▶ TASK DETAILS
Here, the job is to give back every entry below unchanged, omitting pictures.

▶ SUPPLIED INFORMATION

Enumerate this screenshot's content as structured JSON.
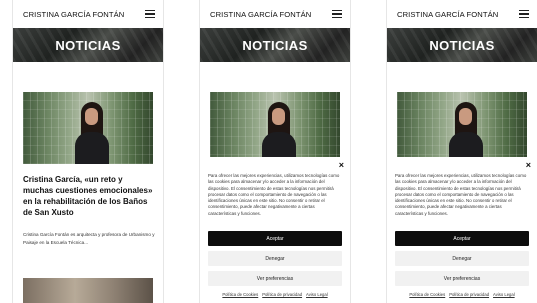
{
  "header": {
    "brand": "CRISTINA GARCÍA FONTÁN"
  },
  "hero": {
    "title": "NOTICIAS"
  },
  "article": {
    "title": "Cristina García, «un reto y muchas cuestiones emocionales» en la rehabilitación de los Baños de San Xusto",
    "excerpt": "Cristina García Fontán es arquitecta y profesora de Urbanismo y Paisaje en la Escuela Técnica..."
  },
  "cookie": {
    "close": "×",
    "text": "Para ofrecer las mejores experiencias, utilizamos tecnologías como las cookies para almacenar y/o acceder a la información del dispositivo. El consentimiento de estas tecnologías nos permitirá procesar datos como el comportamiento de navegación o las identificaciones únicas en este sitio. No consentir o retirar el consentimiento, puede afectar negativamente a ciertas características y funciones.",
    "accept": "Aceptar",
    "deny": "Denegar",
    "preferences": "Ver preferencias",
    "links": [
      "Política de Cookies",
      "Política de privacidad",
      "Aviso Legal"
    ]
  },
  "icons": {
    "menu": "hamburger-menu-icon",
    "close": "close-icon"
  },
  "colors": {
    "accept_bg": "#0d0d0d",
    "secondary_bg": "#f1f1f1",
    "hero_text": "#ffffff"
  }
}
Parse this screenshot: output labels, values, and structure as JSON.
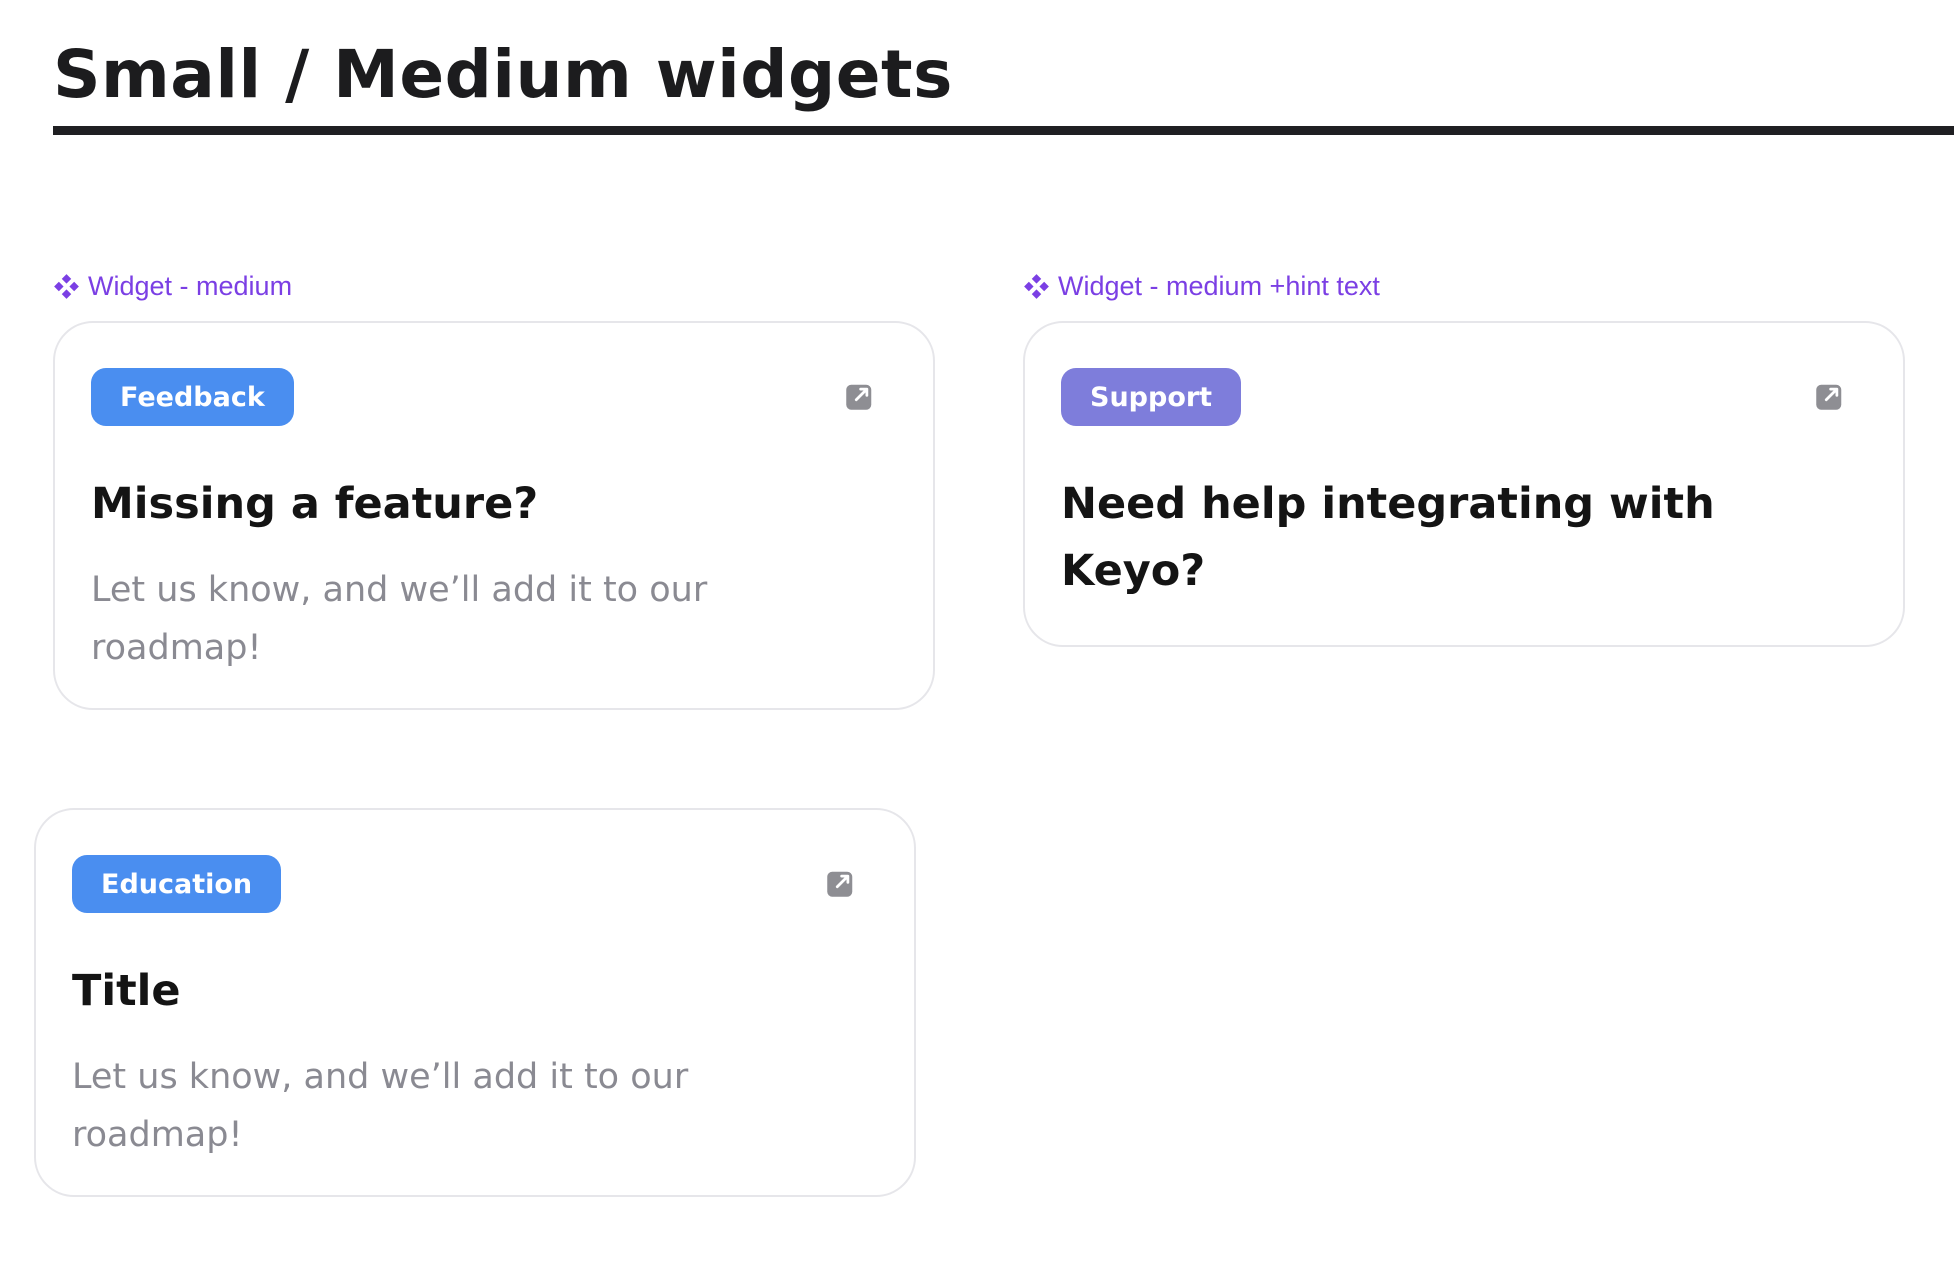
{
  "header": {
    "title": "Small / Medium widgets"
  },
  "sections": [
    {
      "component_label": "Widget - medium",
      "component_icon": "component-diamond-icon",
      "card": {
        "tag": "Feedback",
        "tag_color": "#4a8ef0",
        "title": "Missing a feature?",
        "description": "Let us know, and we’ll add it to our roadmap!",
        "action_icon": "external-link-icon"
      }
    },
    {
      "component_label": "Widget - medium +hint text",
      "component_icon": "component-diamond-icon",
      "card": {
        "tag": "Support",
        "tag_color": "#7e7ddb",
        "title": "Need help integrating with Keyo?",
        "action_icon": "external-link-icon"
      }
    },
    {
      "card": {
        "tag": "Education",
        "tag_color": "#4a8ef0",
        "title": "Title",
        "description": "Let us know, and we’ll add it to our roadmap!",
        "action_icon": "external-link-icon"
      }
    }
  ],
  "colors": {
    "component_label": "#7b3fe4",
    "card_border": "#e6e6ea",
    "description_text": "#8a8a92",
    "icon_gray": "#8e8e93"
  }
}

▶ SOLUTION
Enumerate this screenshot's content as structured JSON.
{
  "header": {
    "brand": "CRISTINA GARCÍA FONTÁN"
  },
  "hero": {
    "title": "NOTICIAS"
  },
  "article": {
    "title": "Cristina García, «un reto y muchas cuestiones emocionales» en la rehabilitación de los Baños de San Xusto",
    "excerpt": "Cristina García Fontán es arquitecta y profesora de Urbanismo y Paisaje en la Escuela Técnica..."
  },
  "cookie": {
    "close": "×",
    "text": "Para ofrecer las mejores experiencias, utilizamos tecnologías como las cookies para almacenar y/o acceder a la información del dispositivo. El consentimiento de estas tecnologías nos permitirá procesar datos como el comportamiento de navegación o las identificaciones únicas en este sitio. No consentir o retirar el consentimiento, puede afectar negativamente a ciertas características y funciones.",
    "accept": "Aceptar",
    "deny": "Denegar",
    "preferences": "Ver preferencias",
    "links": [
      "Política de Cookies",
      "Política de privacidad",
      "Aviso Legal"
    ]
  },
  "icons": {
    "menu": "hamburger-menu-icon",
    "close": "close-icon"
  },
  "colors": {
    "accept_bg": "#0d0d0d",
    "secondary_bg": "#f1f1f1",
    "hero_text": "#ffffff"
  }
}
Parse this screenshot: output labels, values, and structure as JSON.
{
  "header": {
    "title": "Small / Medium widgets"
  },
  "sections": [
    {
      "component_label": "Widget - medium",
      "component_icon": "component-diamond-icon",
      "card": {
        "tag": "Feedback",
        "tag_color": "#4a8ef0",
        "title": "Missing a feature?",
        "description": "Let us know, and we’ll add it to our roadmap!",
        "action_icon": "external-link-icon"
      }
    },
    {
      "component_label": "Widget - medium +hint text",
      "component_icon": "component-diamond-icon",
      "card": {
        "tag": "Support",
        "tag_color": "#7e7ddb",
        "title": "Need help integrating with Keyo?",
        "action_icon": "external-link-icon"
      }
    },
    {
      "card": {
        "tag": "Education",
        "tag_color": "#4a8ef0",
        "title": "Title",
        "description": "Let us know, and we’ll add it to our roadmap!",
        "action_icon": "external-link-icon"
      }
    }
  ],
  "colors": {
    "component_label": "#7b3fe4",
    "card_border": "#e6e6ea",
    "description_text": "#8a8a92",
    "icon_gray": "#8e8e93"
  }
}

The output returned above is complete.